You know, Robert has always been the man who answers to his audience, and it’s really what the people want. With the first “Machete,” they didn’t even know they were going to make it. He had released a trailer for it in “Grindhouse” with Quentin [Tarantino], and people loved it so much they begged for a Machete film. When they made that, people begged for a sequel because he left it hanging either way. He just decided, “You know what? Whether or not I get to make three, I’m going to throw a little bit of three in there and kind of tease people with it.” Hopefully they respond and we get to make a third one because I would love to. Not to mention, I’m curious as to what space chaps would look like. I’m sure they’ll be interesting…but it’ll probably be a little cold up there.
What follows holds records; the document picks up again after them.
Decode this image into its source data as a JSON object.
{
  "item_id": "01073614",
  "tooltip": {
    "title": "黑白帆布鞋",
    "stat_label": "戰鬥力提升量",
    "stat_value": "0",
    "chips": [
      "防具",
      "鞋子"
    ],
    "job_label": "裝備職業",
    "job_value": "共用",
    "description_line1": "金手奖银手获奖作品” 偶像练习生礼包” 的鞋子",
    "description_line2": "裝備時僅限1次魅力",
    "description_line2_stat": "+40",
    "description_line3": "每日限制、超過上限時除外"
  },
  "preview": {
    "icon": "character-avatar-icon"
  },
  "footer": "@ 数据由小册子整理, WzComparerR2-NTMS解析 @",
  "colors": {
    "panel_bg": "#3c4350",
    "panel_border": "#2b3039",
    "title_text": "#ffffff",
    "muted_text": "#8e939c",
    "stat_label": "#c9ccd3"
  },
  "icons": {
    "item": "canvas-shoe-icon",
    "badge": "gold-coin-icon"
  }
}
Machete Kills

October 11, 2013 by  
Filed under Jerrod, Reviews

Starring: Danny Trejo, Demian Bechir, Mel Gibson
Directed by: Robert Rodriguez (“Machete,” “Sin City”)
Written by: Kyle Ward (debut)

Despite being San Antonio-born and a champion of Texas filmmaking, director Robert Rodriguez’s work traditionally hasn’t done much to inspire local pride. While he seems like a swell guy to make movies with—based on some of the cool, eclectic casts he’s managed to put together—the end results range from mediocre to downright embarrassing. Even high points like “Sin City” and the original “Spy Kids” were undone by muddy plotting and crummy visuals. The low points, like all the rest of the “Spy Kids” films and “The Adventures of Shark Boy and Lava Girl,” well…they’re completely awful.

Rodriguez, though, seems to have settled into a groove as of late, releasing the low-budget B-movie side of his personality that he’d tried to tamp down. The first trip down this road was “Machete,” famously spun into a feature after beginning life as a fake trailer. While not completely successful, the sense was Rodriguez was finally growing more comfortable in his own skin. In the sequel, “Machete Kills,” Rodriguez confirms he’s ready to finally embrace the fun of batshit insane cinema.

“Machete Kills” picks up with Danny Trejo’s badass ex-Federale Machete Cortez losing his partner/lover in a raid gone bad. A summons from the President of the Untied States (Charlie Sheen, going by his birth name Carlos Estevez) saves Machete from the clutches of a racist Arizona sheriff determined to to hang himself an illegal immigrant. Soon Machete is charged with stopping a Mexican madman (Demian Bichir, wonderfully nuts) with a missile pointed at Washington D.C. Along the way, Machete has a rendezvous with Miss San Antonio (Amber Heard), tangles with a gun bra-wielding madame (Sofia Vergara), and is pursued by El Cameleon (Walton Goggins, Cuba Gooding Jr, Lady Gaga, and Antonio Banderas), finally culminating in a showdown with Mel Gibson’s villainous Voz.

While the original “Machete” struggled under the weight of cramming social commentary regarding immigration in with ridiculous action and gratuitous nudity, “Machete Kills” doesn’t waste time on any of that bullshit. Equal parts satire and parody, “Machete Kills” piles on the craziness with reckless abandon from the get-go, kicking things off with a grainy, scratchy trailer for a space-faring sequel to a film that isn’t even in pre-production. Despite a saggy middle section of the movie that makes it feel much longer than its 107 minutes, “Machete Kills” is arguably the best Robert Rodriguez movie yet. Until “Machete Kills Again…In Space” hits theaters, anyway.